Read This Week: Acts 8
On that day a great persecution broke out against the church in Jerusalem, and all except the apostles were scattered throughout Judea and Samaria. Godly men buried Stephen and mourned deeply for him. But Saul began to destroy the church. Going from house to house, he dragged off both men and women and put them in prison. Those who had been scattered preached the word wherever they went. Philip went down to a city in Samaria and proclaimed the Messiah there. When the crowds heard Philip and saw the signs he performed, they all paid close attention to what he said. For with shrieks, impure spirits came out of many, and many who were paralyzed or lame were healed. So there was great joy in that city. Acts 8:1-8 NIV
One of the great quotes of the last 50 years may very well come from the movie Rocky Balboa. In a passionate speech to his son about facing challenges and hard times in life and overcoming them with power, courage, and perseverance, Rocky says:
Let me tell you something you already know. The world ain’t all sunshine and rainbows. It’s a very mean and nasty place, and I don’t care how tough you are, it will beat you to your knees and keep you there permanently if you let it. You, me, or nobody is gonna hit as hard as life. But it ain’t about how hard you hit. It’s about how hard you can get hit and keep moving forward; how much you can take and keep moving forward.
This quote sums up the struggle and mission of the early church in Acts. The world was not all sunshine and rainbows for the 1st century Christians after Stephen’s death. Verse 1 of chapter 8 tells us that a great persecution broke out against the church in Jerusalem, and all except the apostles were scattered throughout Judea and Samaria. The church was on the run but still on the move.

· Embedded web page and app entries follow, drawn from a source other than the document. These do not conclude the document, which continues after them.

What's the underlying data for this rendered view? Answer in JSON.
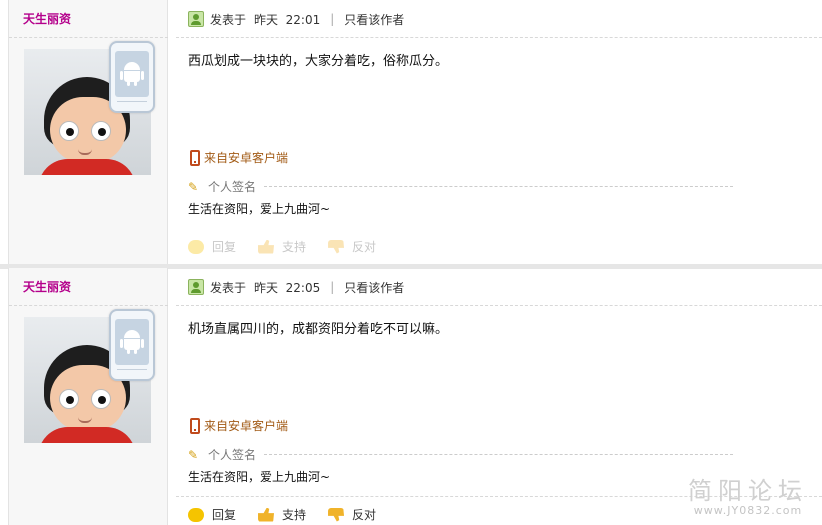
{
  "posts": [
    {
      "username": "天生丽资",
      "posted_label": "发表于",
      "posted_time": "昨天  22:01",
      "separator": "|",
      "only_author": "只看该作者",
      "content": "西瓜划成一块块的，大家分着吃，俗称瓜分。",
      "source": "来自安卓客户端",
      "signature_label": "个人签名",
      "signature": "生活在资阳，爱上九曲河~",
      "actions": {
        "reply": "回复",
        "support": "支持",
        "oppose": "反对"
      }
    },
    {
      "username": "天生丽资",
      "posted_label": "发表于",
      "posted_time": "昨天  22:05",
      "separator": "|",
      "only_author": "只看该作者",
      "content": "机场直属四川的，成都资阳分着吃不可以嘛。",
      "source": "来自安卓客户端",
      "signature_label": "个人签名",
      "signature": "生活在资阳，爱上九曲河~",
      "actions": {
        "reply": "回复",
        "support": "支持",
        "oppose": "反对"
      }
    }
  ],
  "watermark": {
    "title": "简阳论坛",
    "url": "www.JY0832.com"
  },
  "colors": {
    "username": "#b4008b",
    "source": "#a25b16",
    "sidebar_bg": "#f7f7f7"
  },
  "icons": [
    "user-meta-icon",
    "android-phone-badge-icon",
    "mobile-phone-icon",
    "pencil-icon",
    "reply-icon",
    "thumbs-up-icon",
    "thumbs-down-icon"
  ]
}
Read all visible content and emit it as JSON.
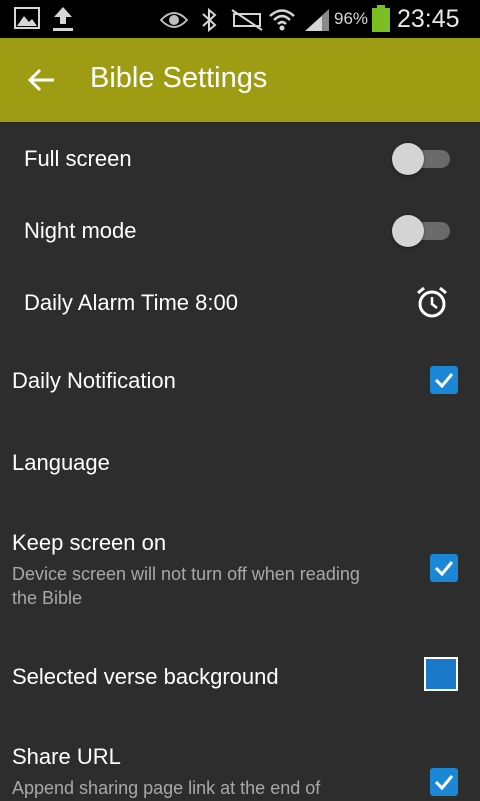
{
  "status_bar": {
    "battery_percent": "96%",
    "time": "23:45",
    "icons": [
      "gallery-icon",
      "upload-icon",
      "eye-icon",
      "bluetooth-icon",
      "mute-icon",
      "wifi-icon",
      "signal-icon",
      "battery-icon"
    ],
    "battery_color": "#7bbf22"
  },
  "app_bar": {
    "title": "Bible Settings",
    "background": "#9d9c12"
  },
  "settings": {
    "full_screen": {
      "label": "Full screen",
      "enabled": false
    },
    "night_mode": {
      "label": "Night mode",
      "enabled": false
    },
    "daily_alarm": {
      "label": "Daily Alarm Time 8:00",
      "icon": "alarm-clock-icon"
    },
    "daily_notification": {
      "label": "Daily Notification",
      "checked": true
    },
    "language": {
      "label": "Language"
    },
    "keep_screen_on": {
      "label": "Keep screen on",
      "summary": "Device screen will not turn off when reading the Bible",
      "checked": true
    },
    "selected_verse_background": {
      "label": "Selected verse background",
      "swatch_color": "#1a78c8"
    },
    "share_url": {
      "label": "Share URL",
      "summary": "Append sharing page link at the end of",
      "checked": true
    }
  },
  "colors": {
    "background": "#2d2d2d",
    "accent": "#1a88d6"
  }
}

Furthermore, a skilled and ruthless persecutor of the church, a highly educated Pharisee named Saul (more on him to come in the following chapters) emerged, and this chapter tells us he began to destroy the church. This phrase in the original language means to “wreak havoc” and was often used to describe what a wild animal would do to its prey. But even with the brutal persecution in Jerusalem and Saul’s precise efforts to put an end to Christianity and the spread of the gospel, the church of God took their hits and kept on moving forward in the power of the Holy Spirit.
History has shown us that opposition to the church and the message of Jesus does not stop the kingdom, it serves as fuel to the fire and causes it to spread faster and with greater effectiveness. As the challenges arose, so did the believers to preach the truth, share their faith, serve the poor and marginalized, and be powerful witnesses to the salvation of Christ. One of the most prominent in that time was Philip, who was chosen as a deacon and grew in his ministry as a preacher and evangelist especially to the people of Samaria.
As Philip preached and performed miracles and the other believers shared the love and hope of Jesus, the people paid close attention to what they were saying and doing. The crippled were healed, the blind regained their sight, and the multitudes were coming to saving faith in Christ. After this, verse 8 says, “There was great joy in the city.”
Indeed the world can be a very mean and nasty place, and it doesn’t seem to care who we are. It will try to beat God’s people to their knees and keep them there permanently. But the various schemes of the enemy are no match for the grace, mercy, and love poured out on mankind through the person of Jesus Christ. The world is not strong enough and does not hit hard enough to stop God’s kingdom from moving forward and His people from sharing His message. At times the church may look down, but it is never out.